New monthly oil production data released today by North Dakota’s Department of Mineral Resources show that the Peace Garden State resumed its record-setting oil production in February, following several weather-related declines in oil output in both November and January. For the seventh month in a row, the state produced more than 700,000 barrels of oil per day (bpd), and the 779,032 barrels of daily North Dakota oil in February set a new all-time monthly record (see chart above). Total North Dakota oil production in February exceeded 20 million barrels for the eighth straight month. Here are some other highlights of North Dakota’s record-setting oil output in February:
1) The state’s oil production increased 39.3% in February above a year earlier, and followed annual increases of 34.8% in January and 43.7% in December. Amazingly, it has taken only 20 months for daily oil production in North Dakota to more than double from 385,800 bpd in June of 2011 to more than 779,000 bpd in February.
2) The Bakken region in western North Dakota produced more than 700,000 bpd in February for only the second time, and established a new all-time monthly output record of 715,419 bpd, which brought the Bakken region’s share of the state’s monthly oil production to a new high of 91.8%. In contrast, the Bakken region produced less than 9% of the state’s oil output at the beginning of 2007, before hydraulic fracturing revolutionized domestic oil production in the shale-rich states of North Dakota and Texas.
As a result of the state’s oil boom, North Dakota continues to lead the nation with the lowest state unemployment rate at 3.3% in February, and more than four percentage points below the national average of 7.7% for that month. There were eleven North Dakota counties with jobless rates at or below 3.0% in February, and Williams County, which is at the center of the Bakken oil boom, continues to boast the lowest county jobless rate in the country at just 0.9%. The exponential growth in North Dakota oil production has fueled exponential growth in the state’s oil and gas jobs, which have more than tripled over the last three years. Overall employment throughout the entire state increased by 5.0% through February from a year earlier, more than three times the tepid 1.5% pace of job growth nationally over that period.
Bottom Line: February was another record-setting month for oil production in North Dakota, and the energy-related boom there continues to make it one of the most economically successful states in America – with record levels of employment and income growth, the lowest state jobless rate in the country, a state budget surplus of $3.8 billion, the lowest home foreclosure rate in the country, strong housing and construction markets, thousands of landowners who have become millionaires from oil royalties and jobless rates in 11 of the state’s counties at or below 3.0% in February. North Dakota’s economic success, job creation, and energy-based prosperity is being driven by the development of the state’s vast energy resources, especially the ocean of shale oil in the state’s Bakken region, which supplied 92% of the state’s oil in February.

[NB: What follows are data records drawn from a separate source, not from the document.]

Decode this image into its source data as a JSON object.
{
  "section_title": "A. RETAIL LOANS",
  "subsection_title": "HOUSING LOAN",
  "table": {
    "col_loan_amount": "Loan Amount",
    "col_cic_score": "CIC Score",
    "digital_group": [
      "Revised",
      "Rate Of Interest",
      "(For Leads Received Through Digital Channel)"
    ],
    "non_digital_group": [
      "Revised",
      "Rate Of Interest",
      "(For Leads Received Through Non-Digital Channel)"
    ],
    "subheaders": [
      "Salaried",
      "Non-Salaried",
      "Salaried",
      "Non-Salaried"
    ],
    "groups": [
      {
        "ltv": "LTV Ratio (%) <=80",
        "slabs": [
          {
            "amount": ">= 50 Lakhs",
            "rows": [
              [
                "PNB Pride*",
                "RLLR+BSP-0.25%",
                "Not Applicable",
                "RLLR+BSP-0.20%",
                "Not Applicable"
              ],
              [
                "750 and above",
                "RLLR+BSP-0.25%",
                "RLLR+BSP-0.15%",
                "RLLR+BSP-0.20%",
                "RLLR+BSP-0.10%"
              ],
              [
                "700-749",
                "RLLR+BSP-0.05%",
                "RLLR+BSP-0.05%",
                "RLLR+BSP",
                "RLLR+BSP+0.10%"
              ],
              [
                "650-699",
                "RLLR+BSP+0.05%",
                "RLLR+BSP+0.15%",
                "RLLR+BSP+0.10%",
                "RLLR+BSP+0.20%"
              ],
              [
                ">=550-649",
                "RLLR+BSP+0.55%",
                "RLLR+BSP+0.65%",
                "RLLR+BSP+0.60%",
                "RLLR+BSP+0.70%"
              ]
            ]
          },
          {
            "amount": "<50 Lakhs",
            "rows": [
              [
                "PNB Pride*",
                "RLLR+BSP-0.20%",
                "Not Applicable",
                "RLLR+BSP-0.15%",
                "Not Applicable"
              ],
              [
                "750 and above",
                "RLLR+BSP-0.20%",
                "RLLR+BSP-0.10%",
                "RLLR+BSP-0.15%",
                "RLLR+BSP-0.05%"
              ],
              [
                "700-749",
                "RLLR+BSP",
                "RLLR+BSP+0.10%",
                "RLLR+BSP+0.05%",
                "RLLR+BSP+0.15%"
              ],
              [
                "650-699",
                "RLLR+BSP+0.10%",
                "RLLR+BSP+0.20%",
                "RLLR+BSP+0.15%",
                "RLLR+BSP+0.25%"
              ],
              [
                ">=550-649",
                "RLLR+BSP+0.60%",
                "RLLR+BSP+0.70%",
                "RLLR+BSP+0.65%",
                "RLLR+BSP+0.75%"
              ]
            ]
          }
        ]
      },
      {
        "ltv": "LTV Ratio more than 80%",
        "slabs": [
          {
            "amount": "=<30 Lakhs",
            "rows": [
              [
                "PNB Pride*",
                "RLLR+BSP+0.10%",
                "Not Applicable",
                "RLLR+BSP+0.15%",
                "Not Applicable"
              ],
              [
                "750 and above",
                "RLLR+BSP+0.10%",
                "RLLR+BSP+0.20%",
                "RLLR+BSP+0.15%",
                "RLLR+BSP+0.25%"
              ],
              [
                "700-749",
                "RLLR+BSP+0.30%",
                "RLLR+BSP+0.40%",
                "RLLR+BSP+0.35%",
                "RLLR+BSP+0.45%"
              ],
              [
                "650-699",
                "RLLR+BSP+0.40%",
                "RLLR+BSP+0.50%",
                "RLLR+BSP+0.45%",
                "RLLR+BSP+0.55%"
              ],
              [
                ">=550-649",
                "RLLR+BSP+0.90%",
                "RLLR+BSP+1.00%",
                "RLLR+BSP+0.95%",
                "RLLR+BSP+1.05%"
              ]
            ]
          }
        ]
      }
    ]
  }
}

It’s an economic model that could easily spread energy prosperity elsewhere if more domestic and offshore energy resources were opened up to greater exploration and drilling for oil and natural gas.
Related: See Time Magazine’s photo essay ”North Dakota, A Portrait of an Oil Boom,” and this Motley Fool article about how North Dakota, “one of the coldest, flattest, least populated states in the country, become an economic hot spot.”